§ **Data extracted from a collection**:
..............................
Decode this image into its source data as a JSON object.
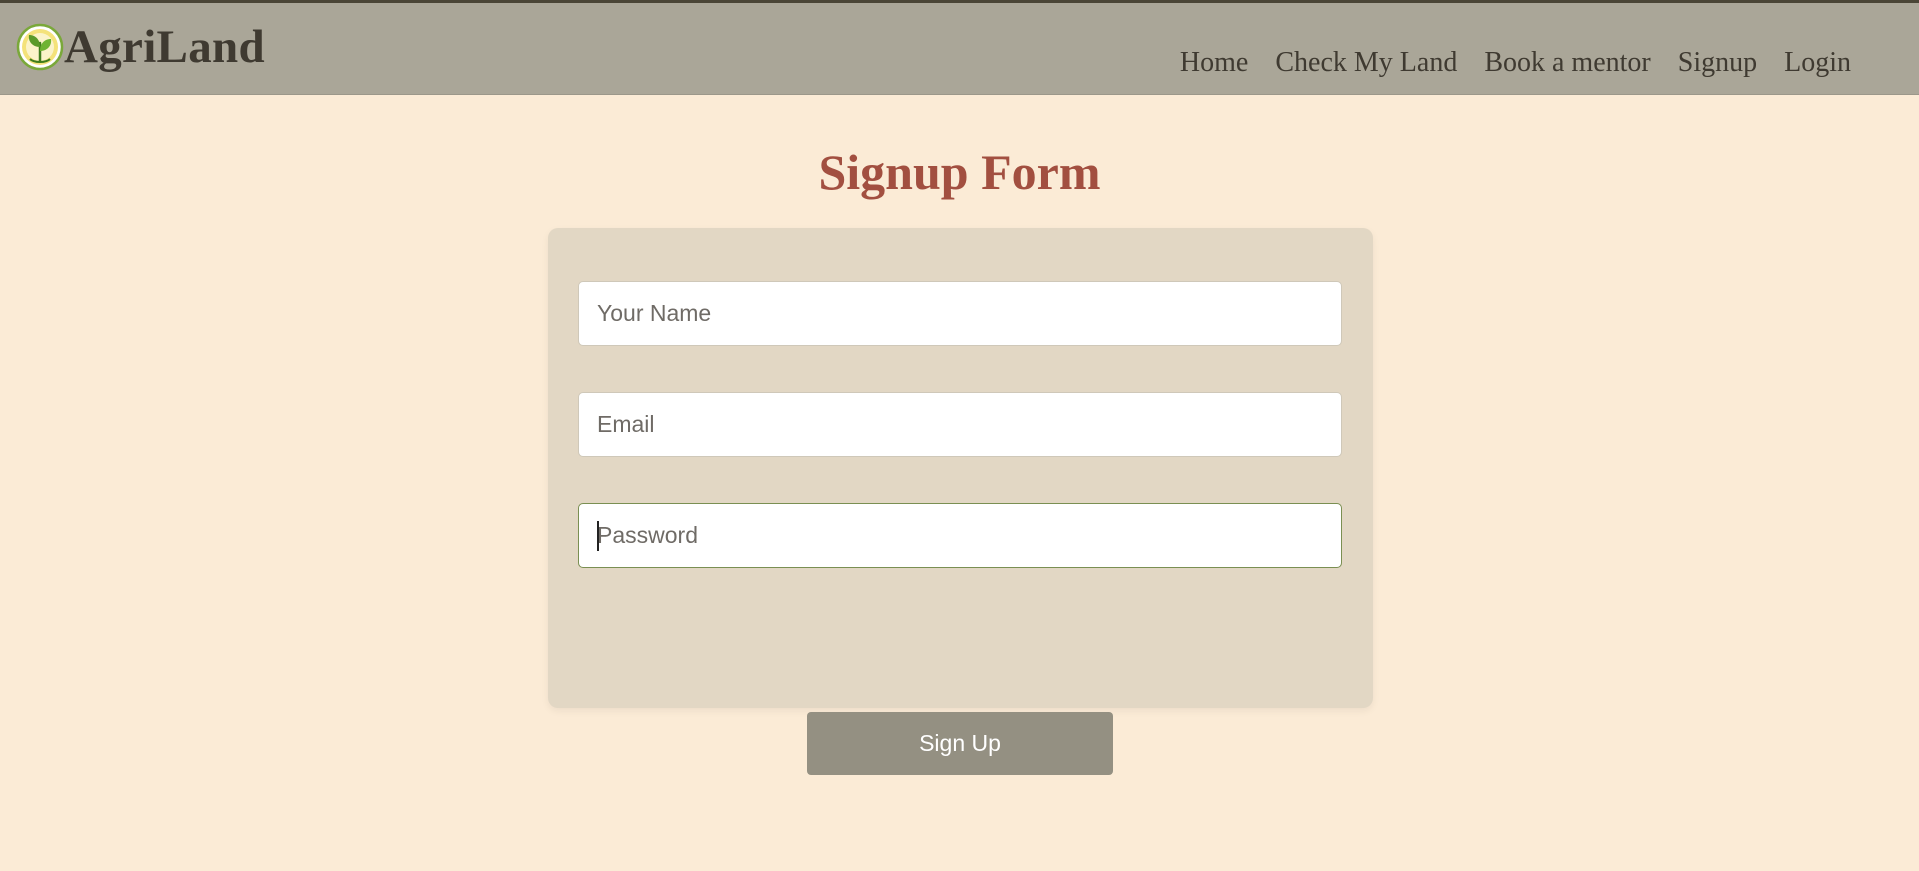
{
  "brand": {
    "name": "AgriLand",
    "logo_icon": "sprout-leaf-icon",
    "colors": {
      "leaf": "#5a9a2a",
      "ring": "#f0d84a"
    }
  },
  "nav": {
    "items": [
      {
        "label": "Home"
      },
      {
        "label": "Check My Land"
      },
      {
        "label": "Book a mentor"
      },
      {
        "label": "Signup"
      },
      {
        "label": "Login"
      }
    ]
  },
  "form": {
    "title": "Signup Form",
    "name_placeholder": "Your Name",
    "email_placeholder": "Email",
    "password_placeholder": "Password",
    "submit_label": "Sign Up"
  },
  "colors": {
    "page_bg": "#fbebd6",
    "navbar_bg": "#aaa698",
    "title": "#a24f40",
    "card_bg": "#e2d7c4",
    "button_bg": "#949082"
  }
}
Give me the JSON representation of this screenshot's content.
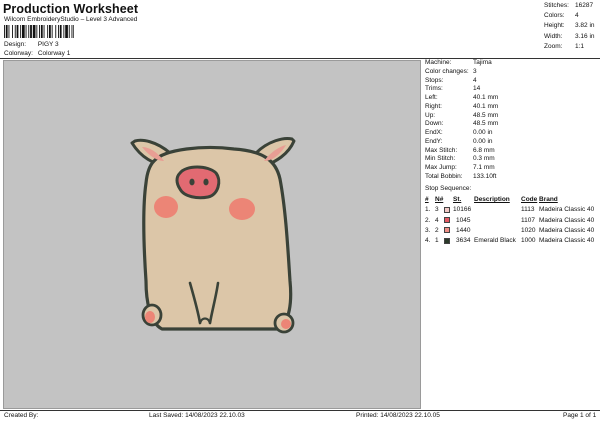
{
  "header": {
    "title": "Production Worksheet",
    "subtitle": "Wilcom EmbroideryStudio – Level 3 Advanced",
    "design_label": "Design:",
    "design_value": "PIGY 3",
    "colorway_label": "Colorway:",
    "colorway_value": "Colorway 1"
  },
  "summary": [
    {
      "label": "Stitches:",
      "value": "16287"
    },
    {
      "label": "Colors:",
      "value": "4"
    },
    {
      "label": "Height:",
      "value": "3.82 in"
    },
    {
      "label": "Width:",
      "value": "3.16 in"
    },
    {
      "label": "Zoom:",
      "value": "1:1"
    }
  ],
  "machine_info": [
    {
      "label": "Machine:",
      "value": "Tajima"
    },
    {
      "label": "Color changes:",
      "value": "3"
    },
    {
      "label": "Stops:",
      "value": "4"
    },
    {
      "label": "Trims:",
      "value": "14"
    },
    {
      "label": "Left:",
      "value": "40.1 mm"
    },
    {
      "label": "Right:",
      "value": "40.1 mm"
    },
    {
      "label": "Up:",
      "value": "48.5 mm"
    },
    {
      "label": "Down:",
      "value": "48.5 mm"
    },
    {
      "label": "EndX:",
      "value": "0.00 in"
    },
    {
      "label": "EndY:",
      "value": "0.00 in"
    },
    {
      "label": "Max Stitch:",
      "value": "6.8 mm"
    },
    {
      "label": "Min Stitch:",
      "value": "0.3 mm"
    },
    {
      "label": "Max Jump:",
      "value": "7.1 mm"
    },
    {
      "label": "Total Bobbin:",
      "value": "133.10ft"
    }
  ],
  "stop_sequence": {
    "title": "Stop Sequence:",
    "headers": {
      "num": "#",
      "n": "N#",
      "st": "St.",
      "desc": "Description",
      "code": "Code",
      "brand": "Brand"
    },
    "rows": [
      {
        "num": "1.",
        "n": "3",
        "color": "#f2c9c6",
        "st": "10166",
        "desc": "",
        "code": "1113",
        "brand": "Madeira Classic 40"
      },
      {
        "num": "2.",
        "n": "4",
        "color": "#e55a63",
        "st": "1045",
        "desc": "",
        "code": "1107",
        "brand": "Madeira Classic 40"
      },
      {
        "num": "3.",
        "n": "2",
        "color": "#ef8f86",
        "st": "1440",
        "desc": "",
        "code": "1020",
        "brand": "Madeira Classic 40"
      },
      {
        "num": "4.",
        "n": "1",
        "color": "#2b3a2a",
        "st": "3634",
        "desc": "Emerald Black",
        "code": "1000",
        "brand": "Madeira Classic 40"
      }
    ]
  },
  "footer": {
    "created_by": "Created By:",
    "last_saved": "Last Saved: 14/08/2023 22.10.03",
    "printed": "Printed: 14/08/2023 22.10.05",
    "page": "Page 1 of 1"
  },
  "colors": {
    "body_fill": "#dcc6a8",
    "outline": "#3a4238",
    "ear_pink": "#e89e94",
    "cheek": "#ec8576",
    "snout": "#e26a72",
    "preview_bg": "#c3c3c3"
  }
}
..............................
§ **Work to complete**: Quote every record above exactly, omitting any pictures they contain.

§ **Result**:
Decode this image into its source data as a JSON object.
{
  "brand": {
    "name": "AgriLand",
    "logo_icon": "sprout-leaf-icon",
    "colors": {
      "leaf": "#5a9a2a",
      "ring": "#f0d84a"
    }
  },
  "nav": {
    "items": [
      {
        "label": "Home"
      },
      {
        "label": "Check My Land"
      },
      {
        "label": "Book a mentor"
      },
      {
        "label": "Signup"
      },
      {
        "label": "Login"
      }
    ]
  },
  "form": {
    "title": "Signup Form",
    "name_placeholder": "Your Name",
    "email_placeholder": "Email",
    "password_placeholder": "Password",
    "submit_label": "Sign Up"
  },
  "colors": {
    "page_bg": "#fbebd6",
    "navbar_bg": "#aaa698",
    "title": "#a24f40",
    "card_bg": "#e2d7c4",
    "button_bg": "#949082"
  }
}
Give me the JSON representation of this screenshot's content.
{
  "header": {
    "title": "Production Worksheet",
    "subtitle": "Wilcom EmbroideryStudio – Level 3 Advanced",
    "design_label": "Design:",
    "design_value": "PIGY 3",
    "colorway_label": "Colorway:",
    "colorway_value": "Colorway 1"
  },
  "summary": [
    {
      "label": "Stitches:",
      "value": "16287"
    },
    {
      "label": "Colors:",
      "value": "4"
    },
    {
      "label": "Height:",
      "value": "3.82 in"
    },
    {
      "label": "Width:",
      "value": "3.16 in"
    },
    {
      "label": "Zoom:",
      "value": "1:1"
    }
  ],
  "machine_info": [
    {
      "label": "Machine:",
      "value": "Tajima"
    },
    {
      "label": "Color changes:",
      "value": "3"
    },
    {
      "label": "Stops:",
      "value": "4"
    },
    {
      "label": "Trims:",
      "value": "14"
    },
    {
      "label": "Left:",
      "value": "40.1 mm"
    },
    {
      "label": "Right:",
      "value": "40.1 mm"
    },
    {
      "label": "Up:",
      "value": "48.5 mm"
    },
    {
      "label": "Down:",
      "value": "48.5 mm"
    },
    {
      "label": "EndX:",
      "value": "0.00 in"
    },
    {
      "label": "EndY:",
      "value": "0.00 in"
    },
    {
      "label": "Max Stitch:",
      "value": "6.8 mm"
    },
    {
      "label": "Min Stitch:",
      "value": "0.3 mm"
    },
    {
      "label": "Max Jump:",
      "value": "7.1 mm"
    },
    {
      "label": "Total Bobbin:",
      "value": "133.10ft"
    }
  ],
  "stop_sequence": {
    "title": "Stop Sequence:",
    "headers": {
      "num": "#",
      "n": "N#",
      "st": "St.",
      "desc": "Description",
      "code": "Code",
      "brand": "Brand"
    },
    "rows": [
      {
        "num": "1.",
        "n": "3",
        "color": "#f2c9c6",
        "st": "10166",
        "desc": "",
        "code": "1113",
        "brand": "Madeira Classic 40"
      },
      {
        "num": "2.",
        "n": "4",
        "color": "#e55a63",
        "st": "1045",
        "desc": "",
        "code": "1107",
        "brand": "Madeira Classic 40"
      },
      {
        "num": "3.",
        "n": "2",
        "color": "#ef8f86",
        "st": "1440",
        "desc": "",
        "code": "1020",
        "brand": "Madeira Classic 40"
      },
      {
        "num": "4.",
        "n": "1",
        "color": "#2b3a2a",
        "st": "3634",
        "desc": "Emerald Black",
        "code": "1000",
        "brand": "Madeira Classic 40"
      }
    ]
  },
  "footer": {
    "created_by": "Created By:",
    "last_saved": "Last Saved: 14/08/2023 22.10.03",
    "printed": "Printed: 14/08/2023 22.10.05",
    "page": "Page 1 of 1"
  },
  "colors": {
    "body_fill": "#dcc6a8",
    "outline": "#3a4238",
    "ear_pink": "#e89e94",
    "cheek": "#ec8576",
    "snout": "#e26a72",
    "preview_bg": "#c3c3c3"
  }
}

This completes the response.